Great action sequencing or not, this one shouldn’t be worth a second look.

Except it is. And not just a second look, but a solid dozen sequels, spinoffs and short films. And that comes down to one thing: Vin Diesel.

I know. Vin isn’t the most dynamic action star out there. He looks for all the world like he should have never made it past playing “Thug #2” or “Angry Bouncer” who gets knocked out by Matt Damon or Denzel Washington on their way to confront the villain. He’s not that great-looking. He’s not especially funny. He seems like he should be mostly suited to hulking in the background and sneering. And yet he’s undeniably the most special thing about The Fast and the Furious. He doesn’t have the easy charm of most leading men, sure, but he makes up for it with pure charisma and presence.

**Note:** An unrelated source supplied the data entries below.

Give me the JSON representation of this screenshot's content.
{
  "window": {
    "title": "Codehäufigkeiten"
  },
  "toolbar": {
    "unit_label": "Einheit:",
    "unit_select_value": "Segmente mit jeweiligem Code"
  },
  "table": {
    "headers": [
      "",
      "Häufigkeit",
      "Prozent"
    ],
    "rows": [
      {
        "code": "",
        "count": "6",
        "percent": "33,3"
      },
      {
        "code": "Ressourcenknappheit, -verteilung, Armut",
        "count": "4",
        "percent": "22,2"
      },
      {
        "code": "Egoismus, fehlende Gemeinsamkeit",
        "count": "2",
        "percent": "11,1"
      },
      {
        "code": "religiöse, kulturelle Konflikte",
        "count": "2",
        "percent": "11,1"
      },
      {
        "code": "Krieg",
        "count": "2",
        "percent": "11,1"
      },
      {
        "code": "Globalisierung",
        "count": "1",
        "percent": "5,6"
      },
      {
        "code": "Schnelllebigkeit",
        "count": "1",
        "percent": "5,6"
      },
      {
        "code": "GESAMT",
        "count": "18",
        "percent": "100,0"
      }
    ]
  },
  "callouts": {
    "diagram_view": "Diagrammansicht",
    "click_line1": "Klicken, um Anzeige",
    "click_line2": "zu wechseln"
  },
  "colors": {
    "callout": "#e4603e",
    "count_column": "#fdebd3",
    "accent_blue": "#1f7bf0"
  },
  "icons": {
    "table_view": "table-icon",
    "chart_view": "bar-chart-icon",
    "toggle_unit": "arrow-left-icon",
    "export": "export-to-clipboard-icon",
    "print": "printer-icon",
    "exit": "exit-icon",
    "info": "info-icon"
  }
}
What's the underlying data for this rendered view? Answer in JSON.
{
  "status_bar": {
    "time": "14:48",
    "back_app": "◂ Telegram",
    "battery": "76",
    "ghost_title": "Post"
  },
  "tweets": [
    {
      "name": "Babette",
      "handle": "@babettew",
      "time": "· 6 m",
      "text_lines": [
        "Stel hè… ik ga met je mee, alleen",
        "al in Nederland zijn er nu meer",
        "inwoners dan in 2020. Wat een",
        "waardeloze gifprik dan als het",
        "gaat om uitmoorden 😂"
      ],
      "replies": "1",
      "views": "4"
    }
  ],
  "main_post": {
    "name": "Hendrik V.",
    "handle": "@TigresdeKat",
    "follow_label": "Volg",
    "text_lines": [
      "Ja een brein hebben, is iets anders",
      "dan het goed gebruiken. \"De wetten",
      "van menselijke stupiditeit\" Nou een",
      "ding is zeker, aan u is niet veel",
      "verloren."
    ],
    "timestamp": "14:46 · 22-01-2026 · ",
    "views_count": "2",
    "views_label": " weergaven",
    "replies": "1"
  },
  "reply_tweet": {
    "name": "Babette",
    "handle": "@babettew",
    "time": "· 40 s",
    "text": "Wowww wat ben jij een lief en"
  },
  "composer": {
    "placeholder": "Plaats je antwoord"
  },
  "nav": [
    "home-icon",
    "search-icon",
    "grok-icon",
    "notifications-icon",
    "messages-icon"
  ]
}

He’s just real. The same way the car crashes and stunts are real. He makes Dom Toretto into a real person, powering through the silly dialogue and whiplash plot points with a grounding force that anchors the whole film on his performance.

Dom isn’t a supervillain, a vicious criminal mastermind or even a misunderstood hero. Dom is a leader, the type of natural one that almost everyone has encountered. The kid who organizes all the games on the playground at recess. The person who keeps everyone calm in the office when the tornado siren goes off. The one everyone looks to for approval when someone new comes into a group of old friends. You have no problem believing Dom’s crew would follow him into a burning building without pausing for an explanation because every time Diesel is onscreen, he’s commanding the audience’s attention the same way.

Around the end of the first act, Brian challenges Dom to an underground street race with his car on the line (taxpayer-funded car, no doubt), hoping to impress him and earn his trust by winning. He’s ahead for a good chunk of the race, only to see the savvier and more skilled Dom blow by him to win. Still, Brian is clearly elated, both from the adrenaline of the race and because he thinks Dom must surely be impressed by his performance. “I almost had you!” he blurts, almost giggling. It’s Diesel’s first big moment in the film, and he seizes it. “You almost had me? You never had me. You never had your car.” The dialogue is nonsensical, like someone pointed the screenwriter at a Reddit thread about street racing and played Mad Libs with the slang, but it doesn’t even matter. Diesel sells out for it. He swaggers, that unmistakable growling voice booming as he savages Walker’s character for daring to presume he was ever a real challenger. You won’t stop to be confused by the slang — I swear I’ve looked up “double clutching” and “granny shifting” every time I watch this and it still doesn’t make sense to me — or pause to question how completely nonsensical Brian’s strategy was here. You just ride the wave and completely, instantly buy into Dom as a character.

His parting shot says it all: “Ask any racer. Any real racer. It doesn’t matter if you win by an inch or a mile. Winning’s winning.” It doesn’t matter if Diesel is the best-looking or the best actor. It doesn’t even matter if he can effectively play any part besides Dom Toretto: Winning’s winning, and Vin Diesel wins the hell out of The Fast and the Furious.



%d bloggers like this: